The U.S. government will auction $35 billion of two-year notes, the same amount of five-year debt and $29 billion of seven-year securities in separate offerings beginning Sept. 27.
Returns on Bonds
Thirty-year bonds have returned 30 percent this year, more than triple the 8.9 percent gain in the broader Treasury market, according to a Bank of America Merrill Lynch index. The gain in long bonds is the biggest since a 41 percent increase for 2008.
After a two-day policy meeting that ended yesterday, the Federal Open Market Committee cited “significant downside risks” in the U.S. economy and announced it will buy bonds due in six to 30 years through June while selling an equal amount of debt maturing in three years or less.
The purchases “should put downward pressure on longer-term interest rates and help make broader financial conditions more accommodative,” the Fed said in its statement.
The central bank also announced a measure to support the mortgage market by reinvesting maturing housing debt into mortgage-backed securities instead of U.S. government debt.
‘Shock and Awe’
“The Fed gave us a surprise -- a shock and awe,” said David Ader, head of government bond strategy in Stamford, Connecticut, at CRT Capital Group LLC. “They will be buying 90 percent of the 30-year sector for the next nine months, so that’s more than anyone anticipated.
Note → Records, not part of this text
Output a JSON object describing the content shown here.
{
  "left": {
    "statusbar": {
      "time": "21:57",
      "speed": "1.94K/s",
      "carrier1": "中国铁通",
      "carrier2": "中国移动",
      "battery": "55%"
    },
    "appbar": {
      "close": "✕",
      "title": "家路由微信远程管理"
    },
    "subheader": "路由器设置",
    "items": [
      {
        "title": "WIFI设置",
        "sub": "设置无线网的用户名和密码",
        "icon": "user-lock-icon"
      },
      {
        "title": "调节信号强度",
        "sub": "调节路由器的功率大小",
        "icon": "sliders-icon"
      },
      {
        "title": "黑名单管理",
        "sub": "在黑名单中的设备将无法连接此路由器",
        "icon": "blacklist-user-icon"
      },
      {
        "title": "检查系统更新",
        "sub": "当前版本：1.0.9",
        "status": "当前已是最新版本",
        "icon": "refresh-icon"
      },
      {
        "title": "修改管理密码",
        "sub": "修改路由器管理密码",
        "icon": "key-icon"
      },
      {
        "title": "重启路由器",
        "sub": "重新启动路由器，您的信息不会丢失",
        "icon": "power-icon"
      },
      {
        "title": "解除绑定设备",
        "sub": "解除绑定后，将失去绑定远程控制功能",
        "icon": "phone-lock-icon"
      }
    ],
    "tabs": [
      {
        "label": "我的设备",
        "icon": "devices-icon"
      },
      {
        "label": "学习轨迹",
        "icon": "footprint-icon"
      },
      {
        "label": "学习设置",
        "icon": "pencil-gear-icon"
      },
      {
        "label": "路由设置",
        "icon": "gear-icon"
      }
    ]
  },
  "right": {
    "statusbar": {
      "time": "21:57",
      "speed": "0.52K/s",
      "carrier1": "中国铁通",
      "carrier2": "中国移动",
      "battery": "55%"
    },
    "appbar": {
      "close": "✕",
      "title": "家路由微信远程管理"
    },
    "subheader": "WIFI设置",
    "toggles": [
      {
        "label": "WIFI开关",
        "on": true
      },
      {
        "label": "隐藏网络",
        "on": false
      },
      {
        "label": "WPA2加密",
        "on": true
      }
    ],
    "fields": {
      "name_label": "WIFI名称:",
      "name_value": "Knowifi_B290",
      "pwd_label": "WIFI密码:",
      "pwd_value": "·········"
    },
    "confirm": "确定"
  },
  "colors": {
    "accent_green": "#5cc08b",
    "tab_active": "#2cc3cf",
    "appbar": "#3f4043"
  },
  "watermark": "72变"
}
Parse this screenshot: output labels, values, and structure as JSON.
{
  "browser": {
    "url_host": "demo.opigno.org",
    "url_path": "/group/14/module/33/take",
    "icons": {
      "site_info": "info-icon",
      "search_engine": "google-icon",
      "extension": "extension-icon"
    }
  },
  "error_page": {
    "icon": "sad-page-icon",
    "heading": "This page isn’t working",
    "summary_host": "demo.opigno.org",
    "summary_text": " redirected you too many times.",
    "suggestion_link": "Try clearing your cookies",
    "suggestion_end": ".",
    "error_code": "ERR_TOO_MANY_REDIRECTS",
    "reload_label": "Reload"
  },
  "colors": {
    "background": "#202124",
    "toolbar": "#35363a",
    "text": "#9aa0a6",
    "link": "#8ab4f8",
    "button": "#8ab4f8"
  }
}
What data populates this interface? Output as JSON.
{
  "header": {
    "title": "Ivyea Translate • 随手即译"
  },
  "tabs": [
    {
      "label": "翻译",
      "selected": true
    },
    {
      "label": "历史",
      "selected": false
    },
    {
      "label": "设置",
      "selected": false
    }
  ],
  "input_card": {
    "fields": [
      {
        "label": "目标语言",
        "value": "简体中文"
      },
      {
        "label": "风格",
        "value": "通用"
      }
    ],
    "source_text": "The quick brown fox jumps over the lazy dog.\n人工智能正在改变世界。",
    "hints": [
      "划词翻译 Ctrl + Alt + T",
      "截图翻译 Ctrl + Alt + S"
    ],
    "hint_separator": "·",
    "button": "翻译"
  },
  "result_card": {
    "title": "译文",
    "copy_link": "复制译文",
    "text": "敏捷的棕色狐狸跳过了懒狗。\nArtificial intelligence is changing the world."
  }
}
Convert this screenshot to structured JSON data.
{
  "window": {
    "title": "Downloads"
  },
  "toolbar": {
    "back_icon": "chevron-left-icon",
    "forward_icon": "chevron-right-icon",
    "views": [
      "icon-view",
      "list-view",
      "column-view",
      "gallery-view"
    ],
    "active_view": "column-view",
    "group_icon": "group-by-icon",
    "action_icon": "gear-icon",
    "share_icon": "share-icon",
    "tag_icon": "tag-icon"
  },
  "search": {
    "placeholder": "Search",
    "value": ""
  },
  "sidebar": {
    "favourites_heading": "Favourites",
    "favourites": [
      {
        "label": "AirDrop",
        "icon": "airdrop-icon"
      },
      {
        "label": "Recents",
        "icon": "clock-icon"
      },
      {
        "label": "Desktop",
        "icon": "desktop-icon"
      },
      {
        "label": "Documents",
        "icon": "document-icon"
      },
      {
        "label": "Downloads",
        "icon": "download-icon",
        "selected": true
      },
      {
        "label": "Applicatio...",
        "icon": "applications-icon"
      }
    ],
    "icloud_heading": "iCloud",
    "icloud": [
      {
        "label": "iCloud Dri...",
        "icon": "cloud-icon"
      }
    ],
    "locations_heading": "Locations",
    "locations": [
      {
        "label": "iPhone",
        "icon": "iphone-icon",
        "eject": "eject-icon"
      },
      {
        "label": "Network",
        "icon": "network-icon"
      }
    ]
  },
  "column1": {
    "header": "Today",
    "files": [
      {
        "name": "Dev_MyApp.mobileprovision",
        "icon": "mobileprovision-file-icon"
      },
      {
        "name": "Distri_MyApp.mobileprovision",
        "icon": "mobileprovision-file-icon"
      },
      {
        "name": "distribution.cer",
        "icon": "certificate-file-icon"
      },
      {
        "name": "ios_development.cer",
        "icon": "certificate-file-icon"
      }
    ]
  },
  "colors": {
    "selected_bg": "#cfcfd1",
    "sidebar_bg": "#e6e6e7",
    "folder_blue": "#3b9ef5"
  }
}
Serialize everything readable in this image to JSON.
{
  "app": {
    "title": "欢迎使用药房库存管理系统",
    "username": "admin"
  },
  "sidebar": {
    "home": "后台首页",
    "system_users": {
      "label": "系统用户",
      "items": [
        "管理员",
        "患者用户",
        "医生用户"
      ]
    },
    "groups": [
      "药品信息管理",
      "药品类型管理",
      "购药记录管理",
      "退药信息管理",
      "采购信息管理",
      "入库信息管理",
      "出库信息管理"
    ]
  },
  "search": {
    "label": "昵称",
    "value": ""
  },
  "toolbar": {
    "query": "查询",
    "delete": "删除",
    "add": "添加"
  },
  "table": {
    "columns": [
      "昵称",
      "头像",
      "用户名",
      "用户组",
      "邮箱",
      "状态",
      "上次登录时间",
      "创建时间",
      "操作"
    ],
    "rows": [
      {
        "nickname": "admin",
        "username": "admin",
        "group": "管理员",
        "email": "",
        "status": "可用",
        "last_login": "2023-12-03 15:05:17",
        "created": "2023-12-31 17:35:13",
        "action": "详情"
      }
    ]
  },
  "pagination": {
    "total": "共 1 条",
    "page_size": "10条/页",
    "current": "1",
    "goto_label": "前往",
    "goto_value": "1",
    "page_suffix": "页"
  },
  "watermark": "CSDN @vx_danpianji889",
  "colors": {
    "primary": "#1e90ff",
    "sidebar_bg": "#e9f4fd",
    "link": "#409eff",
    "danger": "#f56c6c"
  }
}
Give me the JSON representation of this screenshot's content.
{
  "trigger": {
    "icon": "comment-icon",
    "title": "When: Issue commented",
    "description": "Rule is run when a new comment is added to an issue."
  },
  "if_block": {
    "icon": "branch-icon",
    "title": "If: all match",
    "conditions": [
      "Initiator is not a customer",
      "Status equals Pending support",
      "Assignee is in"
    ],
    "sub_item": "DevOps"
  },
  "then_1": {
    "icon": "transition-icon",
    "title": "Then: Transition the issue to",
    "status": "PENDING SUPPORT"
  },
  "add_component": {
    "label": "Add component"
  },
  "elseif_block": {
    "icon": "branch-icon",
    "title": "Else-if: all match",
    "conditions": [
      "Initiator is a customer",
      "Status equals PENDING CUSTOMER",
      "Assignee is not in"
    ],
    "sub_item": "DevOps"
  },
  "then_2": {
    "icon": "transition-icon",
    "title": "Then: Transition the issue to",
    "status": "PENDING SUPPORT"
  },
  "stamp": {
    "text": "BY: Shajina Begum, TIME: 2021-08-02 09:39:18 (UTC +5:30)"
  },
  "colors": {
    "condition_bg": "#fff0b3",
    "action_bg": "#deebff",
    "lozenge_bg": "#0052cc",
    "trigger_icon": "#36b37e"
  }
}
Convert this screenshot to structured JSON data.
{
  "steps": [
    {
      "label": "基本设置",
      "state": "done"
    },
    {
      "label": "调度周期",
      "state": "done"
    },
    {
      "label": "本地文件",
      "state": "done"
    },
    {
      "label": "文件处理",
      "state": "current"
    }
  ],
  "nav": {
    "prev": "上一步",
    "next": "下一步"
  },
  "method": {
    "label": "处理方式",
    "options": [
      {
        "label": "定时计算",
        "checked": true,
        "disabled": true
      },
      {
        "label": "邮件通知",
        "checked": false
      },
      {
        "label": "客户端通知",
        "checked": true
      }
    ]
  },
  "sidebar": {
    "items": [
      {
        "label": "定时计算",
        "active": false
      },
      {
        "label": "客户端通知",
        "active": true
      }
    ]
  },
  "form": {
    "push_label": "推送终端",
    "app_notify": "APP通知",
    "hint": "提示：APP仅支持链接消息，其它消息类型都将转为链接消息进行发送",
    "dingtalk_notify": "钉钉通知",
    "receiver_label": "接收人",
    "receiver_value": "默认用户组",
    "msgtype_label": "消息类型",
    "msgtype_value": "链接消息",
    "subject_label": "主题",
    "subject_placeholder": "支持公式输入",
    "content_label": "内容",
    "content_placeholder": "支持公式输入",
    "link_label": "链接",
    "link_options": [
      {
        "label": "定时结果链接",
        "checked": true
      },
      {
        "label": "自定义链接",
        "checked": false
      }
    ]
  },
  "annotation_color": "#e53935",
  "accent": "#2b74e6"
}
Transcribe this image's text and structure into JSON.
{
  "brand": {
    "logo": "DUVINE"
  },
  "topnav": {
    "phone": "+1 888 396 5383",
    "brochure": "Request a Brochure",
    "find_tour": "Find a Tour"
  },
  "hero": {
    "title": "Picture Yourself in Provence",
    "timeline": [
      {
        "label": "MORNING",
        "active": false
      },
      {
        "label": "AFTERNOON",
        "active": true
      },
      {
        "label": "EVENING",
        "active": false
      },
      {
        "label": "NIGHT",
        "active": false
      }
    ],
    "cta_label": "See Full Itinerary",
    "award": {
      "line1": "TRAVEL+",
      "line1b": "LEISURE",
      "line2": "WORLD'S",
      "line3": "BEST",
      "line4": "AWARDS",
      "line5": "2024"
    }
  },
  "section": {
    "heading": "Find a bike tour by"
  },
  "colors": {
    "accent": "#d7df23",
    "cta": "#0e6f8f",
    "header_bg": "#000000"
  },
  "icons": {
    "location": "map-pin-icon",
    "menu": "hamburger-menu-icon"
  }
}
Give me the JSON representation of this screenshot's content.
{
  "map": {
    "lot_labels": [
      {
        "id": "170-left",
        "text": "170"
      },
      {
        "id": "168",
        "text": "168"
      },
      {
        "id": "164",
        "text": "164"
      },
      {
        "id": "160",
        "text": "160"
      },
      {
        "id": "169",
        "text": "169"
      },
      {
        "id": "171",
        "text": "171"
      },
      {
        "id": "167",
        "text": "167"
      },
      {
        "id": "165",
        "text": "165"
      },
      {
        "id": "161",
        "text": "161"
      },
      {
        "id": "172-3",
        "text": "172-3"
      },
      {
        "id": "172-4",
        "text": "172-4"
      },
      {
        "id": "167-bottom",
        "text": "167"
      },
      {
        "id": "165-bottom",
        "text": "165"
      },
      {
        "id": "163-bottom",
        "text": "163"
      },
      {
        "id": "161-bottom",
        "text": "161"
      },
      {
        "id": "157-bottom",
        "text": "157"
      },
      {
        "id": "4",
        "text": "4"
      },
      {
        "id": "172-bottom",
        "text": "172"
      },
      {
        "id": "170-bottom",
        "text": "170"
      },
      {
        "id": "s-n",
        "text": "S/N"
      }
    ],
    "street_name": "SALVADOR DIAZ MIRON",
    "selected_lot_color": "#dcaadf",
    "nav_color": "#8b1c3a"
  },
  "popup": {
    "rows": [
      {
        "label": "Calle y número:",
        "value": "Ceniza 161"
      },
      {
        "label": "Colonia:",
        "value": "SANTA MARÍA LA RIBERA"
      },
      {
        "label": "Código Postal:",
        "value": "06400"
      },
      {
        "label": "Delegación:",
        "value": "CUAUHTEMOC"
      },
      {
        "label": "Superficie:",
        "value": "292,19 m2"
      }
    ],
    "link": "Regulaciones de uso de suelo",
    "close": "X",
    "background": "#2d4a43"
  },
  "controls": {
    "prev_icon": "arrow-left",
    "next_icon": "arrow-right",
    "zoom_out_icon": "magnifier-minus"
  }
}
It gave us the drama of these last two days.”
U.S. debt securities got a boost as stocks slumped worldwide. The Standard & Poor’s 500 Index decreased 3.2 percent, and the Stoxx Europe 600 Index slid 4.6 percent.
IntercontinentalExchange Inc.’s Dollar Index, gauging the greenback against the currencies of major U.S. trading partners, rose to the highest level since February as investors took refuge in the safest assets.
“Markets are once again looking forward and not liking what they see,” John Briggs, a U.S. government bond strategist at RBS Securities Inc. in Stamford, wrote in a research note to clients. “Twist has arrived. Low for even longer is only reinforced by the Fed decision, and we see no reason to change our mantra.” The unit of Royal Bank of Scotland Group Plc is a primary dealer.
The world is on the eve of the next financial crisis with sovereign debt its epicenter, according to Mohamed El-Erian, chief executive officer and co-chief investment officer at Pacific Investment Management Co., which manages the world’s largest bond fund.
The European Central Bank hasn’t put in place a “circuit breaker” to contain the region’s turmoil, El-Erian said at an event in Washington today. Responses of policy makers to the crisis haven’t been structural, he said, adding that the U.S. and Europe have not addressed impediments to economic growth.
To contact the editor responsible for this story: Dave Liedtka at firstname.lastname@example.org